*DATA FOR REVIEW:*
═══
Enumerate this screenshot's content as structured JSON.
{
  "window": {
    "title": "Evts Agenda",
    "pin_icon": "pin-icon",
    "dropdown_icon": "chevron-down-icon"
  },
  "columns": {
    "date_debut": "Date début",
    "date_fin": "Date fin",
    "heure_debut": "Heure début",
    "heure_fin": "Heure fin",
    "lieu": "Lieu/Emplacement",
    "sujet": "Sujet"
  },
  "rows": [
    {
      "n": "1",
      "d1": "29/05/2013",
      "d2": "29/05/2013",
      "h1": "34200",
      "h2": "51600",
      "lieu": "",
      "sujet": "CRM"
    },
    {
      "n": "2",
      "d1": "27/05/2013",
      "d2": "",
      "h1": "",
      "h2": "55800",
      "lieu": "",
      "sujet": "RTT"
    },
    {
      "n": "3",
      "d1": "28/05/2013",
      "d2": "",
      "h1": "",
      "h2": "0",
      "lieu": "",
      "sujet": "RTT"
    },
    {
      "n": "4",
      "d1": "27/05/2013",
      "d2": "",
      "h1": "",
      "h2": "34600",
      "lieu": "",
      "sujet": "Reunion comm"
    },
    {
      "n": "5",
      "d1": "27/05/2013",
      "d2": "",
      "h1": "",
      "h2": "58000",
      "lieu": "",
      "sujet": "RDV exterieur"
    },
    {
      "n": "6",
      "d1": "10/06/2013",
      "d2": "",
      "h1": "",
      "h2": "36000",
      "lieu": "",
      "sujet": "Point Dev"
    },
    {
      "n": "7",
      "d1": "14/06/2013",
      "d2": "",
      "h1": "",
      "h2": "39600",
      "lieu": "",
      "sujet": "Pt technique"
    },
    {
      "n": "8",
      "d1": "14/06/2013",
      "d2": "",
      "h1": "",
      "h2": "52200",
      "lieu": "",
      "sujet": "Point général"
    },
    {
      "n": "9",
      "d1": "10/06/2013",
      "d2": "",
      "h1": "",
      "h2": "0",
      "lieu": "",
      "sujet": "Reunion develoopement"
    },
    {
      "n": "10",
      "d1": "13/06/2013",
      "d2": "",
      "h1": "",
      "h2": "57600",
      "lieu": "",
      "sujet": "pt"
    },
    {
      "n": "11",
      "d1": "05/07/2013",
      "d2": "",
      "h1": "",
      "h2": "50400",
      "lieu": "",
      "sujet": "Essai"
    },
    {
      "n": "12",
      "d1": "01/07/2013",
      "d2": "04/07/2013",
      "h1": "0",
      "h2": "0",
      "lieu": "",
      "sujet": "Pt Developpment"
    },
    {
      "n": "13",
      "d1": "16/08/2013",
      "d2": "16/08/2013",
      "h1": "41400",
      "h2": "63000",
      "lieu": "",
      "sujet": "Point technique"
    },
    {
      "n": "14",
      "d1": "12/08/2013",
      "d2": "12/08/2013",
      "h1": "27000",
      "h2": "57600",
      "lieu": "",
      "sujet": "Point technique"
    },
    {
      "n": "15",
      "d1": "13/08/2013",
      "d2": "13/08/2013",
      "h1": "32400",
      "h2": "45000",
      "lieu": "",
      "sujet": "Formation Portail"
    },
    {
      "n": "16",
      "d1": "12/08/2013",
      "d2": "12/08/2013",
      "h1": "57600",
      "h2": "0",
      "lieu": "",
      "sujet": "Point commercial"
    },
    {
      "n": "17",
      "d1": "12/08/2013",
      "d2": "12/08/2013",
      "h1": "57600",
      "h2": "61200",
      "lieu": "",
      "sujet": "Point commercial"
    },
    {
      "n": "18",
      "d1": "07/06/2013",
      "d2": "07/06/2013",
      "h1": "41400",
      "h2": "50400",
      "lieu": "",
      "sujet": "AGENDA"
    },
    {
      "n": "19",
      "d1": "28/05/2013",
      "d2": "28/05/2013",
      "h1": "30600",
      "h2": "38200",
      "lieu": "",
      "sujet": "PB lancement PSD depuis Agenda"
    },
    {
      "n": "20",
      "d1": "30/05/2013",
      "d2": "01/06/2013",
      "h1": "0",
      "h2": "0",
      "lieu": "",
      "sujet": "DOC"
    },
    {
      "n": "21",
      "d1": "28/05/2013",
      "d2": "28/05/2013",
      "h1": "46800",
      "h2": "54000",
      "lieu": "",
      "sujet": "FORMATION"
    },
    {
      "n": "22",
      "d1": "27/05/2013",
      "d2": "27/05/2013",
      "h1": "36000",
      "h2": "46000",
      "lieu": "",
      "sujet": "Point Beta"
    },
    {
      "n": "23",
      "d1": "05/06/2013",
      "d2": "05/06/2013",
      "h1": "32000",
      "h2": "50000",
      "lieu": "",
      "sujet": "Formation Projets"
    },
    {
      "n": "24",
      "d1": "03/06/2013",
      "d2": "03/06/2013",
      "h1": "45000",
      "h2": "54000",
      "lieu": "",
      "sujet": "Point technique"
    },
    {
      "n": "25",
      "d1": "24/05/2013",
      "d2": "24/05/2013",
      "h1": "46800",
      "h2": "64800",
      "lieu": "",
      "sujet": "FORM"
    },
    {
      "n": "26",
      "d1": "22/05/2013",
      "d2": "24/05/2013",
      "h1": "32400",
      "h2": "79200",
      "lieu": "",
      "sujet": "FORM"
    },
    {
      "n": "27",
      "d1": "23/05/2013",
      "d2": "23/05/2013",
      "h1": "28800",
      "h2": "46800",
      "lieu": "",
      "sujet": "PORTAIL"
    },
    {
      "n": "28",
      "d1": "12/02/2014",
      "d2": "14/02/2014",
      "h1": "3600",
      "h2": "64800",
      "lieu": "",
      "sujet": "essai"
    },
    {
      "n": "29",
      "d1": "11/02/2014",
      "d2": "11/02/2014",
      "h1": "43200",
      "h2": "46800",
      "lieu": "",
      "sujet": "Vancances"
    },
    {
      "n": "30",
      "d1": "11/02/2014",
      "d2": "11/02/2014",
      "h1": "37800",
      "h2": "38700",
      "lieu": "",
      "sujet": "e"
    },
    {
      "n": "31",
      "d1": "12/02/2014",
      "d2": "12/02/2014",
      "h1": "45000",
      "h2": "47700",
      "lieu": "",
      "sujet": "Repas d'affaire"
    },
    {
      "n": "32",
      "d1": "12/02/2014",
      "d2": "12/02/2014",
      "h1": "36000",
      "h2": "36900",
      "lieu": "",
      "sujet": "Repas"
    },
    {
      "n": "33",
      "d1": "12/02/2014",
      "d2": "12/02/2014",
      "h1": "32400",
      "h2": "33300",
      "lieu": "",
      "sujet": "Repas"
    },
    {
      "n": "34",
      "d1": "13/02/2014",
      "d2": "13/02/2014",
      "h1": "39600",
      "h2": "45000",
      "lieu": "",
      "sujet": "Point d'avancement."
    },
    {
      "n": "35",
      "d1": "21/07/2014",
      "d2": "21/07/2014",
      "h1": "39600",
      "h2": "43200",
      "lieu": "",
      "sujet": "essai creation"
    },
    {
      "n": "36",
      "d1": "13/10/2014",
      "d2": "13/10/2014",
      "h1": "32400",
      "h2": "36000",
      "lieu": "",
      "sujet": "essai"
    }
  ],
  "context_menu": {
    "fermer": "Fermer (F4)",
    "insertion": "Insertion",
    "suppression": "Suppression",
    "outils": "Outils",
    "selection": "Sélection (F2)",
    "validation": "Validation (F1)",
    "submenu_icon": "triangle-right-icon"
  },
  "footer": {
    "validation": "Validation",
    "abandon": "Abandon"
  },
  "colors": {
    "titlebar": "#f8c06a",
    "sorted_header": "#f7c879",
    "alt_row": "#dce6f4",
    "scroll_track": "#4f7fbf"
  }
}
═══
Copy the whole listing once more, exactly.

Enumerate this screenshot's content as structured JSON.
{
  "window": {
    "title": "Evts Agenda",
    "pin_icon": "pin-icon",
    "dropdown_icon": "chevron-down-icon"
  },
  "columns": {
    "date_debut": "Date début",
    "date_fin": "Date fin",
    "heure_debut": "Heure début",
    "heure_fin": "Heure fin",
    "lieu": "Lieu/Emplacement",
    "sujet": "Sujet"
  },
  "rows": [
    {
      "n": "1",
      "d1": "29/05/2013",
      "d2": "29/05/2013",
      "h1": "34200",
      "h2": "51600",
      "lieu": "",
      "sujet": "CRM"
    },
    {
      "n": "2",
      "d1": "27/05/2013",
      "d2": "",
      "h1": "",
      "h2": "55800",
      "lieu": "",
      "sujet": "RTT"
    },
    {
      "n": "3",
      "d1": "28/05/2013",
      "d2": "",
      "h1": "",
      "h2": "0",
      "lieu": "",
      "sujet": "RTT"
    },
    {
      "n": "4",
      "d1": "27/05/2013",
      "d2": "",
      "h1": "",
      "h2": "34600",
      "lieu": "",
      "sujet": "Reunion comm"
    },
    {
      "n": "5",
      "d1": "27/05/2013",
      "d2": "",
      "h1": "",
      "h2": "58000",
      "lieu": "",
      "sujet": "RDV exterieur"
    },
    {
      "n": "6",
      "d1": "10/06/2013",
      "d2": "",
      "h1": "",
      "h2": "36000",
      "lieu": "",
      "sujet": "Point Dev"
    },
    {
      "n": "7",
      "d1": "14/06/2013",
      "d2": "",
      "h1": "",
      "h2": "39600",
      "lieu": "",
      "sujet": "Pt technique"
    },
    {
      "n": "8",
      "d1": "14/06/2013",
      "d2": "",
      "h1": "",
      "h2": "52200",
      "lieu": "",
      "sujet": "Point général"
    },
    {
      "n": "9",
      "d1": "10/06/2013",
      "d2": "",
      "h1": "",
      "h2": "0",
      "lieu": "",
      "sujet": "Reunion develoopement"
    },
    {
      "n": "10",
      "d1": "13/06/2013",
      "d2": "",
      "h1": "",
      "h2": "57600",
      "lieu": "",
      "sujet": "pt"
    },
    {
      "n": "11",
      "d1": "05/07/2013",
      "d2": "",
      "h1": "",
      "h2": "50400",
      "lieu": "",
      "sujet": "Essai"
    },
    {
      "n": "12",
      "d1": "01/07/2013",
      "d2": "04/07/2013",
      "h1": "0",
      "h2": "0",
      "lieu": "",
      "sujet": "Pt Developpment"
    },
    {
      "n": "13",
      "d1": "16/08/2013",
      "d2": "16/08/2013",
      "h1": "41400",
      "h2": "63000",
      "lieu": "",
      "sujet": "Point technique"
    },
    {
      "n": "14",
      "d1": "12/08/2013",
      "d2": "12/08/2013",
      "h1": "27000",
      "h2": "57600",
      "lieu": "",
      "sujet": "Point technique"
    },
    {
      "n": "15",
      "d1": "13/08/2013",
      "d2": "13/08/2013",
      "h1": "32400",
      "h2": "45000",
      "lieu": "",
      "sujet": "Formation Portail"
    },
    {
      "n": "16",
      "d1": "12/08/2013",
      "d2": "12/08/2013",
      "h1": "57600",
      "h2": "0",
      "lieu": "",
      "sujet": "Point commercial"
    },
    {
      "n": "17",
      "d1": "12/08/2013",
      "d2": "12/08/2013",
      "h1": "57600",
      "h2": "61200",
      "lieu": "",
      "sujet": "Point commercial"
    },
    {
      "n": "18",
      "d1": "07/06/2013",
      "d2": "07/06/2013",
      "h1": "41400",
      "h2": "50400",
      "lieu": "",
      "sujet": "AGENDA"
    },
    {
      "n": "19",
      "d1": "28/05/2013",
      "d2": "28/05/2013",
      "h1": "30600",
      "h2": "38200",
      "lieu": "",
      "sujet": "PB lancement PSD depuis Agenda"
    },
    {
      "n": "20",
      "d1": "30/05/2013",
      "d2": "01/06/2013",
      "h1": "0",
      "h2": "0",
      "lieu": "",
      "sujet": "DOC"
    },
    {
      "n": "21",
      "d1": "28/05/2013",
      "d2": "28/05/2013",
      "h1": "46800",
      "h2": "54000",
      "lieu": "",
      "sujet": "FORMATION"
    },
    {
      "n": "22",
      "d1": "27/05/2013",
      "d2": "27/05/2013",
      "h1": "36000",
      "h2": "46000",
      "lieu": "",
      "sujet": "Point Beta"
    },
    {
      "n": "23",
      "d1": "05/06/2013",
      "d2": "05/06/2013",
      "h1": "32000",
      "h2": "50000",
      "lieu": "",
      "sujet": "Formation Projets"
    },
    {
      "n": "24",
      "d1": "03/06/2013",
      "d2": "03/06/2013",
      "h1": "45000",
      "h2": "54000",
      "lieu": "",
      "sujet": "Point technique"
    },
    {
      "n": "25",
      "d1": "24/05/2013",
      "d2": "24/05/2013",
      "h1": "46800",
      "h2": "64800",
      "lieu": "",
      "sujet": "FORM"
    },
    {
      "n": "26",
      "d1": "22/05/2013",
      "d2": "24/05/2013",
      "h1": "32400",
      "h2": "79200",
      "lieu": "",
      "sujet": "FORM"
    },
    {
      "n": "27",
      "d1": "23/05/2013",
      "d2": "23/05/2013",
      "h1": "28800",
      "h2": "46800",
      "lieu": "",
      "sujet": "PORTAIL"
    },
    {
      "n": "28",
      "d1": "12/02/2014",
      "d2": "14/02/2014",
      "h1": "3600",
      "h2": "64800",
      "lieu": "",
      "sujet": "essai"
    },
    {
      "n": "29",
      "d1": "11/02/2014",
      "d2": "11/02/2014",
      "h1": "43200",
      "h2": "46800",
      "lieu": "",
      "sujet": "Vancances"
    },
    {
      "n": "30",
      "d1": "11/02/2014",
      "d2": "11/02/2014",
      "h1": "37800",
      "h2": "38700",
      "lieu": "",
      "sujet": "e"
    },
    {
      "n": "31",
      "d1": "12/02/2014",
      "d2": "12/02/2014",
      "h1": "45000",
      "h2": "47700",
      "lieu": "",
      "sujet": "Repas d'affaire"
    },
    {
      "n": "32",
      "d1": "12/02/2014",
      "d2": "12/02/2014",
      "h1": "36000",
      "h2": "36900",
      "lieu": "",
      "sujet": "Repas"
    },
    {
      "n": "33",
      "d1": "12/02/2014",
      "d2": "12/02/2014",
      "h1": "32400",
      "h2": "33300",
      "lieu": "",
      "sujet": "Repas"
    },
    {
      "n": "34",
      "d1": "13/02/2014",
      "d2": "13/02/2014",
      "h1": "39600",
      "h2": "45000",
      "lieu": "",
      "sujet": "Point d'avancement."
    },
    {
      "n": "35",
      "d1": "21/07/2014",
      "d2": "21/07/2014",
      "h1": "39600",
      "h2": "43200",
      "lieu": "",
      "sujet": "essai creation"
    },
    {
      "n": "36",
      "d1": "13/10/2014",
      "d2": "13/10/2014",
      "h1": "32400",
      "h2": "36000",
      "lieu": "",
      "sujet": "essai"
    }
  ],
  "context_menu": {
    "fermer": "Fermer (F4)",
    "insertion": "Insertion",
    "suppression": "Suppression",
    "outils": "Outils",
    "selection": "Sélection (F2)",
    "validation": "Validation (F1)",
    "submenu_icon": "triangle-right-icon"
  },
  "footer": {
    "validation": "Validation",
    "abandon": "Abandon"
  },
  "colors": {
    "titlebar": "#f8c06a",
    "sorted_header": "#f7c879",
    "alt_row": "#dce6f4",
    "scroll_track": "#4f7fbf"
  }
}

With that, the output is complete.